The man is taking an early lunch. He is worried about his job. He thinks if he has lunch now and clears his head, he might be able to give his full attention for the rest of the day.
Wilom looked down and realised his cup was empty. He considered getting another, but he was feeling a little dizzy, like waking up after a nap that had gone longer than expected. He shook himself and stood up to pay for his tea. Time to head home, he thought.
She is getting ready for the end of her shift and hopes nothing happens until then. She doesn’t want anything to make her shift more difficult.
And then Wilom was walking down the street outside. He stopped and looked around, then put his hand in his pocket. Nobody was chasing him. He’d paid for his tea, obviously. The number and kind of coins in his pocket confirmed that he’d not only paid for his tea, but he’d done it with exactly the correct change.
He remembered now – vaguely. He’d noted her relief when he’d found the last coin to make it correct, the little gladness that she hadn’t had to search through the drawer and add up the change at the end of a long shift. He’d looked for the right change specifically for that reason.
A shiver went up his spine. He didn’t like this feeling, this stop-and-start perception.
He hurried back to Marc’s house, trying very hard not to look directly at anyone on the street. He wanted to at least make it home and remember everything that happened on the way.
Wilom adjusted his sleeves. The shirt was new and stiff, and he regretted that his others were all in the wash. Continue reading
The letter came in the morning, in a delicate, scallop-edged envelope that made Marc raise an eyebrow and Cathlin assert that Wilom’s secret admirer must be terribly old-fashioned. Continue reading
For once, Vanda was apologetic, rather than excited, about the new people she’d brought, which made Wilom apprehensive. How could this possibly be worse than Inushi? He didn’t have time to ask, though. The trip to the storage room had been the shortest one yet, and they’d barely had time to exchange more than a few words. Continue reading

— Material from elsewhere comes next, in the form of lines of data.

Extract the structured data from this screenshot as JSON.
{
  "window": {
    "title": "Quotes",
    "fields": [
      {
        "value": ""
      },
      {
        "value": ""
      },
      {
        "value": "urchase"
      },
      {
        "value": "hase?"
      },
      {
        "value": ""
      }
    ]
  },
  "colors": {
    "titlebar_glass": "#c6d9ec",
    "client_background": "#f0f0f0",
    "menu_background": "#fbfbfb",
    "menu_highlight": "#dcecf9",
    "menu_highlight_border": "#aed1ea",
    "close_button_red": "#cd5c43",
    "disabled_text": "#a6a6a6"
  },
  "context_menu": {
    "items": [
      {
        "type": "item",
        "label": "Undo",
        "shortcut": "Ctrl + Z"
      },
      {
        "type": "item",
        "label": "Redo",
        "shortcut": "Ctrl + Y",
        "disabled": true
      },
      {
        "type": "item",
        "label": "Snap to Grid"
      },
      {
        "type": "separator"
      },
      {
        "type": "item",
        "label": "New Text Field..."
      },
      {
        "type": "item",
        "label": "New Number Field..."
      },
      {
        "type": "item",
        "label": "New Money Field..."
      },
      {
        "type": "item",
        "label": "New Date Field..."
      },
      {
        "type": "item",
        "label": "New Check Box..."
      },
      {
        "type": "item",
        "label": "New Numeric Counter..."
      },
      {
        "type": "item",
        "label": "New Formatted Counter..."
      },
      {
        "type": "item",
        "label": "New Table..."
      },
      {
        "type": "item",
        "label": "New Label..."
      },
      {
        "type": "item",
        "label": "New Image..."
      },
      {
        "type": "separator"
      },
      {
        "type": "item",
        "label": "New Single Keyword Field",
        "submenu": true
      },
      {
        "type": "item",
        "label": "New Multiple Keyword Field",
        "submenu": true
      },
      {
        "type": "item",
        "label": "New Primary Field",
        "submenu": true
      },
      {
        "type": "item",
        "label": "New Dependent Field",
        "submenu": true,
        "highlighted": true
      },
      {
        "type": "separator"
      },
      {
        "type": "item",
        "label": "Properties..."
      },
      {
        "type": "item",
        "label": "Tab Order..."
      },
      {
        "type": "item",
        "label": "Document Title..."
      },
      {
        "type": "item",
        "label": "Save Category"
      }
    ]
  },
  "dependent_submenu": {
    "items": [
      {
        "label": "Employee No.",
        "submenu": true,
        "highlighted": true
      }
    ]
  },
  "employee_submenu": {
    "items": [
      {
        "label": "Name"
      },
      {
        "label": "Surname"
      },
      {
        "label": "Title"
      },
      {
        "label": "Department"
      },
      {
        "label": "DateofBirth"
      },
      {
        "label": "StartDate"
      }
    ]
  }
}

Wilom found it hard to keep his calm as he knocked on the door of the house with the faded 44 on it. Somehow he managed not to fidget as the door opened. Continue reading